A biomarker is a short way of saying 'biological marker.' By definition, biomarkers are biological indicators of the existence of either a physiological (normal) or pathogenic (disease) process, or pharmacological response. Biomarkers include things like cells and proteins, and/or specific sequences of DNA, mRNA transcripts, non-coding RNAs.

The term biomarker has a different meaning in science as it does in medicine. In science, a biomarker is simple a signal of something - the thing that it is signifying can be normal or can be abmornmal. For instance, in experiments, scientists often use biomarkers as a way of simply telling that the experiment worked, like a means of control. In medicine however, the term biomarker most often has other meanings: the presence of a certain biomarker might for example signify a disease state. In can also refer to a substance that is introduced into the body to trace the function of a specific organ or function. A patient experiences symptoms, whereas a doctor will look for medical signs. Some of these signs may be in the form of biomarkers, for instance in a blood test, to help him/her identify what is going on. A biomarker might be as simple as a person's pulse or blood pressure, or as complex as something found through a blood test or biopsy.  Biomarkers may or may not correlate to a patient's sense of wellbeing.

And what does this have to do with Circulating Tumour Cells? Everything.

Here the terminology can get a little tricky: Circulating Tumour Cells (abbreviated as CTCs) are biomarkers, but they also contain biomarkers. CTCs were first found in patients over 100 years ago, but it has been only the last 10-15 years that they have become the focus of much clinical research and now they are a topic of great interest to Oncologists worldwide. The reason for this is three-fold, and has everything to do with the term biomarker.

Firstly, CTCs are understood and now widely accepted to be an independent prognostic biomarker. That is, the number of CTCs in the blood is associated with certain clinical endpoints - outcomes for the patient. There is one system, called CellSearch, that not only is the most studied system, but also has FDA approval for use in certain cancers. Technology moves quickly however, and there are now other methods with higher sensitivity and specificity that are fast become the focus of research.

Secondly, changes in CTC count over time is a biomarker of sensitivity or resistance to therapy. In other words, if the CTC count goes down after therapy and stays down, this can indicate that a therapy has been successful at targeting the cells that are responsible for cancer spread. This means that the patient is at less of a risk of developing metastases. Similarly, if the CTC count rises, this can indicate that the cells have developed a resistance to the therapy, and the patient is thus at increased risk of developing metastases. For this, the Maintrac test (Germany) has the greatest clinical validation.

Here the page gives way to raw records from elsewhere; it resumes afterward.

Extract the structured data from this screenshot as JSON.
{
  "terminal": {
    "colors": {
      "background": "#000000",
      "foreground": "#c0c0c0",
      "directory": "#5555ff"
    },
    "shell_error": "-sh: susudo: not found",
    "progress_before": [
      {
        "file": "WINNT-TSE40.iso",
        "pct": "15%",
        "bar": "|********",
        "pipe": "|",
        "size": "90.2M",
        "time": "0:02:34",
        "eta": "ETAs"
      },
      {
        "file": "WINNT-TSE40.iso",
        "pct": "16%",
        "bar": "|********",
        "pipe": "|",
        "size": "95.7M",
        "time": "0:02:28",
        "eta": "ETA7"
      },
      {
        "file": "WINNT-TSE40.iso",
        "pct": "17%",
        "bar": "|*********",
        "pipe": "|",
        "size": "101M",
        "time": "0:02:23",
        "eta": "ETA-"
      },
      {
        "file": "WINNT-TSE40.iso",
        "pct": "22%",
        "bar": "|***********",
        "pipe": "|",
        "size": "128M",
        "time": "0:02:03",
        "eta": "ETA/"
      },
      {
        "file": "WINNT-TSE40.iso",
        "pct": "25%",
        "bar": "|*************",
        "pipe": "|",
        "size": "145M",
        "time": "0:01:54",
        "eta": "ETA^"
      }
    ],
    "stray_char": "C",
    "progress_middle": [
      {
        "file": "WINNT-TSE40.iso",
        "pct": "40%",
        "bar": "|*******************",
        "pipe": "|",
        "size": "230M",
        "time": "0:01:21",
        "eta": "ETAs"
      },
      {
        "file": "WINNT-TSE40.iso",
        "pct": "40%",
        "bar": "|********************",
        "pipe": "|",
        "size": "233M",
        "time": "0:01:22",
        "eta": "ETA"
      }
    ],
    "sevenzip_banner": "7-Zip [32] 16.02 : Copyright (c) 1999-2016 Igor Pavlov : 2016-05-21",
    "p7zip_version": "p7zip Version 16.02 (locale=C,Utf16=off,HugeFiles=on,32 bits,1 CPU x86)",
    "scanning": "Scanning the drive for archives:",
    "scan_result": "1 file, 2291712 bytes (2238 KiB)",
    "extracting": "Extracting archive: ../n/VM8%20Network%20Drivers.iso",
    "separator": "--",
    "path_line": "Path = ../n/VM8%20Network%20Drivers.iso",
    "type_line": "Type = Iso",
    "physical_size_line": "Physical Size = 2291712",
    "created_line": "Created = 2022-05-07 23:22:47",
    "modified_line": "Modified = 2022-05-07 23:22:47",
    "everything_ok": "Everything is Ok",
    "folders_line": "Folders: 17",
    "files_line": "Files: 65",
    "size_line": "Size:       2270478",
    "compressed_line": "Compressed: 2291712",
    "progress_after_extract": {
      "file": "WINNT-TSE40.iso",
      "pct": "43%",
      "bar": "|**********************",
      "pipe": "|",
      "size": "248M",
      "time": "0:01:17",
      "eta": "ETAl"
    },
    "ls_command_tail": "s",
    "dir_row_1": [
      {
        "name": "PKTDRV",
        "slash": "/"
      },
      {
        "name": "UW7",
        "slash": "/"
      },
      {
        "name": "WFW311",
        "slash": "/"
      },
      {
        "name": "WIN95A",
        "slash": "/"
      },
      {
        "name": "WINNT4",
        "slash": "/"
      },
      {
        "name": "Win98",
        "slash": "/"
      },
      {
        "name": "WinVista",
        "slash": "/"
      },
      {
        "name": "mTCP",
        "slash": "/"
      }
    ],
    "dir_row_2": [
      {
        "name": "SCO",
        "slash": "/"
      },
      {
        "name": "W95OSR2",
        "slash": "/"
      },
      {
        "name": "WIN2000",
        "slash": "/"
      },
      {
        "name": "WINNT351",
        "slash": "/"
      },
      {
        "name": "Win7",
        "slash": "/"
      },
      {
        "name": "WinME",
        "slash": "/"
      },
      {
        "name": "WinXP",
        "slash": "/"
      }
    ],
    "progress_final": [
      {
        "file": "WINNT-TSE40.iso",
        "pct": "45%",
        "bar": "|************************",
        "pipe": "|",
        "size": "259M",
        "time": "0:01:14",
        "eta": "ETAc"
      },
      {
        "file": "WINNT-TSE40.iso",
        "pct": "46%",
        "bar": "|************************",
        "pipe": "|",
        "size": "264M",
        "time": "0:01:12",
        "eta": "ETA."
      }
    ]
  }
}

Thirdly, CTCs are said to be a liquid biopsy - that is, their presence and information that they contain can be used to personalise cancer therapy. It is now very firmly acknowledged that no two cancers are identical. Because of this, CTC counting and analysis is an extremely valuable tool for practitioners. Practitioners are now utilising CTC testing to gain a greater understanding of the unique nature of a person's cancer.

Practitioners - there are two articles this week:

  1. The end of the beginning: Circulating Tumor Cells as a biomarker in castrate-resistant prostate cancer - American Society of Clinical Oncology 2014 - Download here
  2. Assessing the efficacy of targeted therapy using Circulating Epithelial Tumor Cells (CETCs): the example of SERM therapy monitoring as a unique tool to individualise therapy - J Cancer Research in Clinical Oncology 2010 - Download here